### Problem to work on
Tally the lines of the records below that include the word "speakerphone", and write down only that tally.

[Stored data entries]

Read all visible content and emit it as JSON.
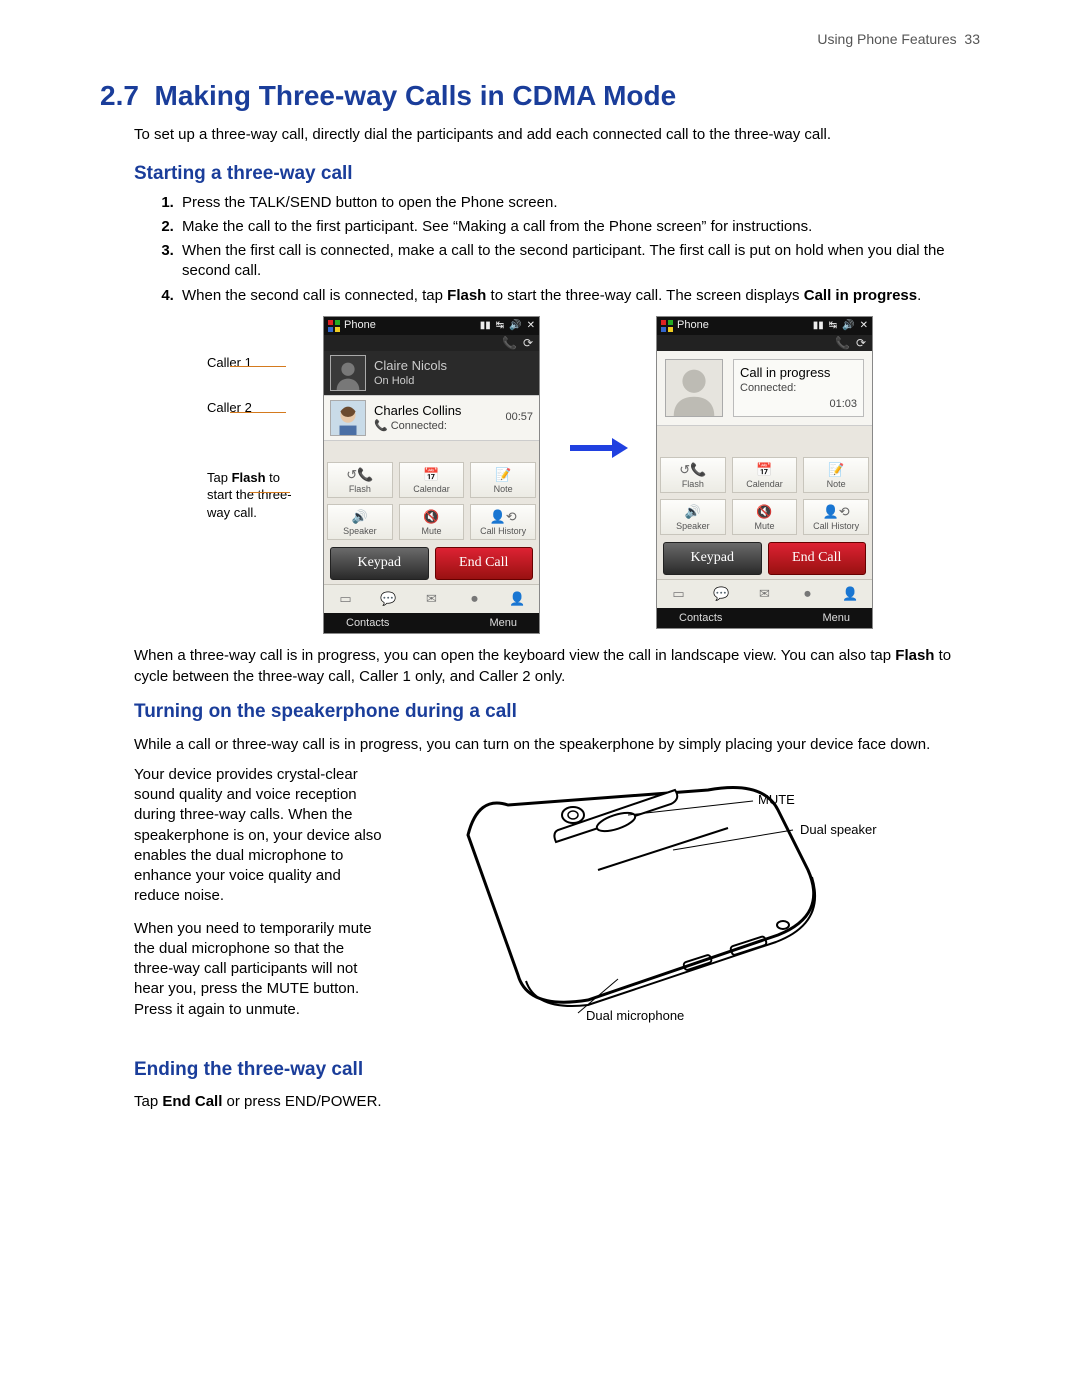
{
  "header": {
    "running": "Using Phone Features",
    "page_no": "33"
  },
  "title": {
    "num": "2.7",
    "text": "Making Three-way Calls in CDMA Mode"
  },
  "intro": "To set up a three-way call, directly dial the participants and add each connected call to the three-way call.",
  "sub1": "Starting a three-way call",
  "steps": {
    "s1": "Press the TALK/SEND button to open the Phone screen.",
    "s2": "Make the call to the first participant. See “Making a call from the Phone screen” for instructions.",
    "s3": "When the first call is connected, make a call to the second participant. The first call is put on hold when you dial the second call.",
    "s4a": "When the second call is connected, tap ",
    "s4b": "Flash",
    "s4c": " to start the three-way call. The screen displays ",
    "s4d": "Call in progress",
    "s4e": "."
  },
  "annots": {
    "a1": "Caller 1",
    "a2": "Caller 2",
    "a3a": "Tap ",
    "a3b": "Flash",
    "a3c": " to start the three-way call."
  },
  "phone": {
    "title": "Phone",
    "c1_name": "Claire Nicols",
    "c1_stat": "On Hold",
    "c2_name": "Charles Collins",
    "c2_stat": "Connected:",
    "c2_time": "00:57",
    "prog_title": "Call in progress",
    "prog_stat": "Connected:",
    "prog_time": "01:03",
    "btns": {
      "flash": "Flash",
      "calendar": "Calendar",
      "note": "Note",
      "speaker": "Speaker",
      "mute": "Mute",
      "history": "Call History"
    },
    "keypad": "Keypad",
    "endcall": "End Call",
    "sk_left": "Contacts",
    "sk_right": "Menu"
  },
  "after_fig_a": "When a three-way call is in progress, you can open the keyboard view the call in landscape view. You can also tap ",
  "after_fig_b": "Flash",
  "after_fig_c": " to cycle between the three-way call, Caller 1 only, and Caller 2 only.",
  "sub2": "Turning on the speakerphone during a call",
  "spk_intro": "While a call or three-way call is in progress, you can turn on the speakerphone by simply placing your device face down.",
  "spk_p1": "Your device provides crystal-clear sound quality and voice reception during three-way calls. When the speakerphone is on, your device also enables the dual microphone to enhance your voice quality and reduce noise.",
  "spk_p2": "When you need to temporarily mute the dual microphone so that the three-way call participants will not hear you, press the MUTE button. Press it again to unmute.",
  "dlabels": {
    "mute": "MUTE",
    "dualspk": "Dual speaker",
    "dualmic": "Dual microphone"
  },
  "sub3": "Ending the three-way call",
  "end_a": "Tap ",
  "end_b": "End Call",
  "end_c": " or press END/POWER."
}
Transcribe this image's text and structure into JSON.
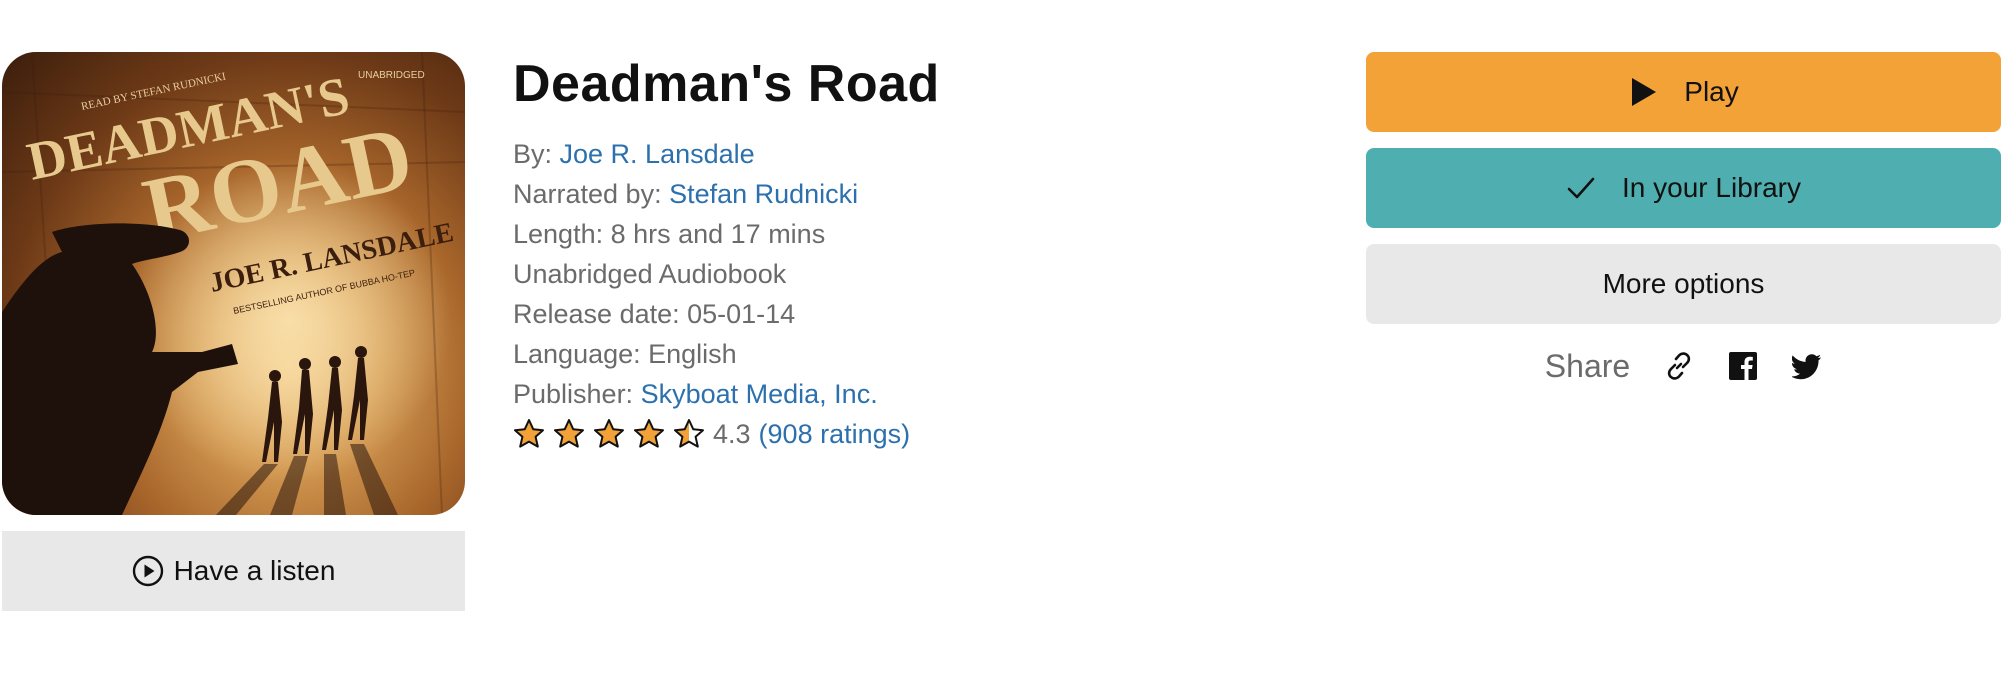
{
  "book": {
    "title": "Deadman's Road",
    "author_prefix": "By: ",
    "author": "Joe R. Lansdale",
    "narrator_prefix": "Narrated by: ",
    "narrator": "Stefan Rudnicki",
    "length": "Length: 8 hrs and 17 mins",
    "format": "Unabridged Audiobook",
    "release": "Release date: 05-01-14",
    "language": "Language: English",
    "publisher_prefix": "Publisher: ",
    "publisher": "Skyboat Media, Inc.",
    "rating_value": "4.3",
    "rating_count": "(908 ratings)",
    "stars": 4.3
  },
  "cover": {
    "alt": "Deadman's Road cover",
    "read_by": "READ BY STEFAN RUDNICKI",
    "unabridged": "UNABRIDGED",
    "line1": "DEADMAN'S",
    "line2": "ROAD",
    "author": "JOE R. LANSDALE",
    "tagline": "BESTSELLING AUTHOR OF BUBBA HO-TEP"
  },
  "buttons": {
    "have_listen": "Have a listen",
    "play": "Play",
    "library": "In your Library",
    "more": "More options"
  },
  "share": {
    "label": "Share",
    "icons": [
      "link-icon",
      "facebook-icon",
      "twitter-icon"
    ]
  },
  "colors": {
    "play": "#f2a237",
    "library": "#4fafb0",
    "link": "#2c70ad",
    "star_fill": "#f2a237"
  }
}
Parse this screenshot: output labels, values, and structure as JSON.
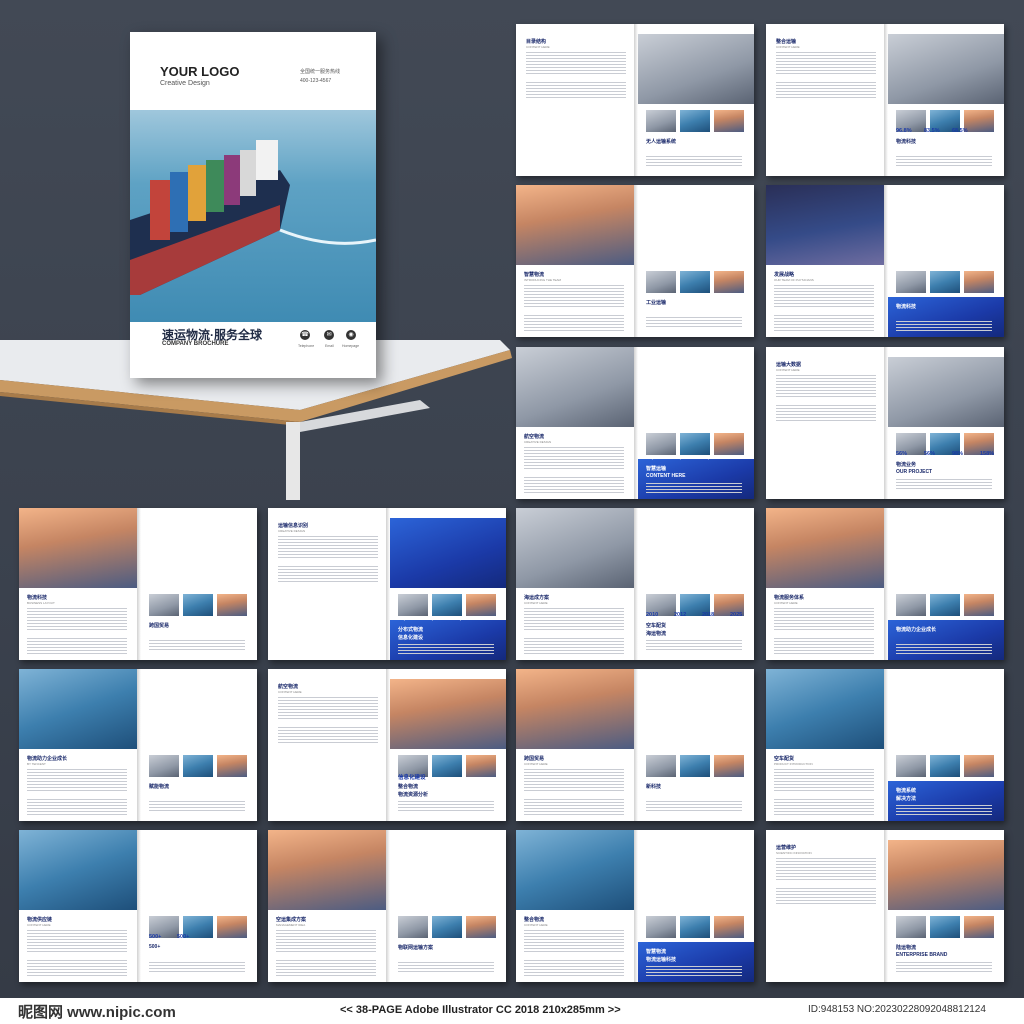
{
  "cover": {
    "logo": "YOUR LOGO",
    "logo_sub": "Creative Design",
    "hotline_label": "全国统一服务热线",
    "hotline_number": "400-123-4567",
    "title_cn": "速运物流·服务全球",
    "title_en": "COMPANY BROCHURE",
    "contacts": [
      "Telephone",
      "Email",
      "Homepage"
    ]
  },
  "spreads": [
    {
      "l": "目录结构",
      "s": "CONTENT HERE",
      "b": "无人运输系统"
    },
    {
      "l": "整合运输",
      "s": "CONTENT HERE",
      "b": "物流科技",
      "n": [
        "96.8%",
        "83.5%",
        "68.5%"
      ]
    },
    {
      "l": "智慧物流",
      "s": "INTRODUCING THE TEAM",
      "b": "工业运输"
    },
    {
      "l": "发展战略",
      "s": "OUR TEAM OF PHYSICIANS",
      "b": "物流科技"
    },
    {
      "l": "航空物流",
      "s": "CREATIVE DESIGN",
      "b": "智慧运输",
      "c": "CONTENT HERE",
      "n": [
        "30,000+",
        "30,000+",
        "85,000+"
      ]
    },
    {
      "l": "运输大数据",
      "s": "CONTENT HERE",
      "b": "物流业务",
      "c": "OUR PROJECT",
      "n": [
        "56%",
        "56%",
        "98%",
        "158%"
      ]
    },
    {
      "l": "物流科技",
      "s": "BUSINESS LAYOUT",
      "b": "跨国贸易"
    },
    {
      "l": "运输信息识别",
      "s": "CREATIVE DESIGN",
      "b": "分布式物流",
      "c": "信息化建设",
      "n": [
        "30,000+",
        "30,000+",
        "85,000+"
      ]
    },
    {
      "l": "海运成方案",
      "s": "CONTENT HERE",
      "b": "空车配货",
      "c": "海运物流",
      "n": [
        "2010",
        "2012",
        "2018",
        "2025"
      ]
    },
    {
      "l": "物流服务体系",
      "s": "CONTENT HERE",
      "b": "物流助力企业成长",
      "n": [
        "20+",
        "80+"
      ]
    },
    {
      "l": "物流助力企业成长",
      "s": "BY TENCENT",
      "b": "赋能物流"
    },
    {
      "l": "航空物流",
      "s": "CONTENT HERE",
      "b": "整合物流",
      "c": "物流资源分析",
      "n": [
        "信息化建设"
      ]
    },
    {
      "l": "跨国贸易",
      "s": "CONTENT HERE",
      "b": "新科技"
    },
    {
      "l": "空车配货",
      "s": "PRODUCT INTRODUCTION",
      "b": "物流系统",
      "c": "解决方法"
    },
    {
      "l": "物流供应链",
      "s": "CONTENT HERE",
      "b": "500+",
      "n": [
        "500+",
        "500+"
      ]
    },
    {
      "l": "空运集成方案",
      "s": "MANAGEMENT IDEA",
      "b": "物联网运输方案"
    },
    {
      "l": "整合物流",
      "s": "CONTENT HERE",
      "b": "智慧物流",
      "c": "物流运输科技"
    },
    {
      "l": "运营维护",
      "s": "SCIENTIFIC INNOVATION",
      "b": "陆运物流",
      "c": "ENTERPRISE BRAND"
    }
  ],
  "footer": {
    "brand": "昵图网 www.nipic.com",
    "spec": "<< 38-PAGE  Adobe Illustrator CC 2018  210x285mm >>",
    "id": "ID:948153 NO:20230228092048812124"
  },
  "colors": {
    "accent": "#1b3aa8",
    "dark": "#1b2a6b",
    "background": "#3f4653"
  }
}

### Solution to the problem
3